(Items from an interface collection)
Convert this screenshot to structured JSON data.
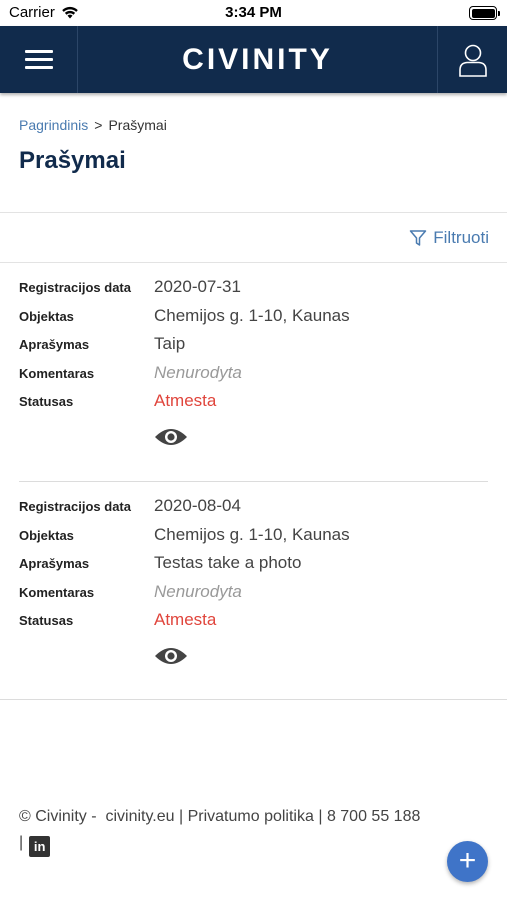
{
  "status_bar": {
    "carrier": "Carrier",
    "time": "3:34 PM",
    "icons": [
      "wifi-icon",
      "battery-icon"
    ]
  },
  "header": {
    "logo": "CIVINITY",
    "background": "#112b4c",
    "icons": [
      "menu-icon",
      "user-icon"
    ]
  },
  "breadcrumb": {
    "home": "Pagrindinis",
    "separator": ">",
    "current": "Prašymai"
  },
  "page_title": "Prašymai",
  "filter": {
    "label": "Filtruoti",
    "icon": "filter-icon"
  },
  "labels": {
    "date": "Registracijos data",
    "object": "Objektas",
    "description": "Aprašymas",
    "comment": "Komentaras",
    "status": "Statusas"
  },
  "records": [
    {
      "date": "2020-07-31",
      "object": "Chemijos g. 1-10, Kaunas",
      "description": "Taip",
      "comment": "Nenurodyta",
      "status": "Atmesta"
    },
    {
      "date": "2020-08-04",
      "object": "Chemijos g. 1-10, Kaunas",
      "description": "Testas take a photo",
      "comment": "Nenurodyta",
      "status": "Atmesta"
    }
  ],
  "colors": {
    "accent": "#4a7bb0",
    "status_rejected": "#e0453c",
    "fab": "#3f74c8"
  },
  "footer": {
    "copyright": "© Civinity -",
    "site": "civinity.eu",
    "privacy": "Privatumo politika",
    "phone": "8 700 55 188",
    "divider": "|",
    "linkedin": "in"
  },
  "fab": {
    "label": "+"
  }
}
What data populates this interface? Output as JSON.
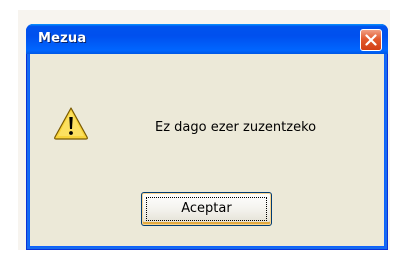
{
  "dialog": {
    "title": "Mezua",
    "message": "Ez dago ezer zuzentzeko",
    "ok_label": "Aceptar",
    "icon": "warning-icon",
    "close_icon": "close-icon"
  },
  "colors": {
    "titlebar": "#0053ee",
    "close_button": "#e2592d",
    "dialog_face": "#ece9d8",
    "warning_fill": "#f9d43a"
  }
}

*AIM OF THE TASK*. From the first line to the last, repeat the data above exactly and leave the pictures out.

*REPLY TO THE EXERCISE*.
Convert this screenshot to structured JSON data.
{
  "status_bar": {
    "carrier": "Carrier",
    "time": "3:34 PM",
    "icons": [
      "wifi-icon",
      "battery-icon"
    ]
  },
  "header": {
    "logo": "CIVINITY",
    "background": "#112b4c",
    "icons": [
      "menu-icon",
      "user-icon"
    ]
  },
  "breadcrumb": {
    "home": "Pagrindinis",
    "separator": ">",
    "current": "Prašymai"
  },
  "page_title": "Prašymai",
  "filter": {
    "label": "Filtruoti",
    "icon": "filter-icon"
  },
  "labels": {
    "date": "Registracijos data",
    "object": "Objektas",
    "description": "Aprašymas",
    "comment": "Komentaras",
    "status": "Statusas"
  },
  "records": [
    {
      "date": "2020-07-31",
      "object": "Chemijos g. 1-10, Kaunas",
      "description": "Taip",
      "comment": "Nenurodyta",
      "status": "Atmesta"
    },
    {
      "date": "2020-08-04",
      "object": "Chemijos g. 1-10, Kaunas",
      "description": "Testas take a photo",
      "comment": "Nenurodyta",
      "status": "Atmesta"
    }
  ],
  "colors": {
    "accent": "#4a7bb0",
    "status_rejected": "#e0453c",
    "fab": "#3f74c8"
  },
  "footer": {
    "copyright": "© Civinity -",
    "site": "civinity.eu",
    "privacy": "Privatumo politika",
    "phone": "8 700 55 188",
    "divider": "|",
    "linkedin": "in"
  },
  "fab": {
    "label": "+"
  }
}
What data populates this interface? Output as JSON.
{
  "dialog": {
    "title": "Mezua",
    "message": "Ez dago ezer zuzentzeko",
    "ok_label": "Aceptar",
    "icon": "warning-icon",
    "close_icon": "close-icon"
  },
  "colors": {
    "titlebar": "#0053ee",
    "close_button": "#e2592d",
    "dialog_face": "#ece9d8",
    "warning_fill": "#f9d43a"
  }
}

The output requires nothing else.